The final aspect we’ll look at is the total earnings with and without the firms losing money. The real GAAP earnings are much more volatile than earnings excluding losers, showing that investing in the Russell has more risk than it looks.
It’s important to not have the wrong takeaways from the information in this article. Investing when the Russell 2000 has low earnings and a high P/E has historically been a great idea because you are buying low. The P/E isn’t a great timing device. If you want to be a great investor, the best strategy is to model out the normalized earnings adjusted for cyclicality. This process assumes there will be booms and busts and helps you realize when earnings are unsustainably high and when they are unsustainably low. The P/E can be high and earnings can be low, but stocks can offer good value. Overall, buying the Russell 2000 hasn’t been a bad idea, so don’t get scared out of the market. That’s not saying that past results indicate future ones, but it is saying that the Russell 2000 has done well when its earnings and P/E have been volatile.
Index Investing Might Not Stay Popular
Index investing in ETFs such as the Russell 2000 and the S&P 500 has been popular recently. The chart by FactSet shows the total assets under management (AUM) for mutual funds and ETFs.
The mutual fund AUM is over 8 times the ETFs, but ETFs are growing at over 20 times the speed. The new money is going to ETFs. ETFs are already affecting trading as 2017 has been one of the calmest years in history. Imagine the effect in the next few years when ETFs are more important. While ETFs can calm markets when the economy is doing well, they might exacerbate selloffs. Passive investors are managing their own money which means inexperienced passive investors might be more prone to panic than seasoned mutual fund investors. Having your money in mutual funds may calm nerves because these investors trust, sometimes incorrectly, that managers can prevent large losses. Some investors panic and cash out of mutual funds during crashes, but it’s easier to sell an ETF than a mutual fund.
Now may not be the best time to bet on index funds instead of mutual funds. The percentage of mutual funds beating the market on a 5-year basis vacillates cyclically. Saying mutual funds have underperformed recently doesn’t tell you if they will outperform in the future. In fact, usually underperformance or outperformance are good contrarian indicators when the trend is not sustainable. Often, mutual funds outperform during increased market volatility.
Mutual Funds performed terribly in the late 1990s as the tech bubble was reaching unthinkably high valuations. Sober investors were happy to underperform the Nasdaq in the short-term, because the bubble ultimately burst which resulted in mutual funds outperforming in the next decade. If market volatility increases, this could be a good signal that mutual funds could outperform in the years to come.

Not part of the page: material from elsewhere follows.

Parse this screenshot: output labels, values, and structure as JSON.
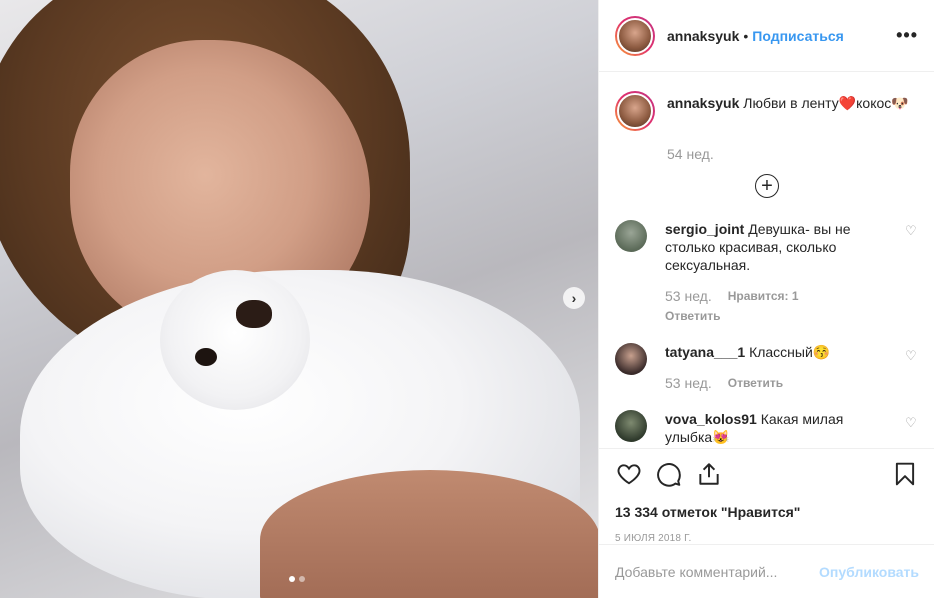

The takeaway from this article is that you shouldn’t blindly follow the passive investing trend. Index funds sell you stocks which aren’t earning any money. Secondly, mutual fund performance and active investing in general will probably increase in the next few years because it’s at a cyclical low. If you pick a great fund, it might be able to save you some money when ETF investors cause a cascade of selling in the next recession. It will be as though investors are throwing the baby out with the bathwater, so that will be a great time to pick stocks and to be an active investor. But in order to get to that point in time, as a passive investor, you are at greater risk to lose capital once volatility increases in the market turns in a negative direction. It’s better to be early than late. Therefore, you need to first and foremost preserve your capital, otherwise you wont have anything to invest with when the time comes.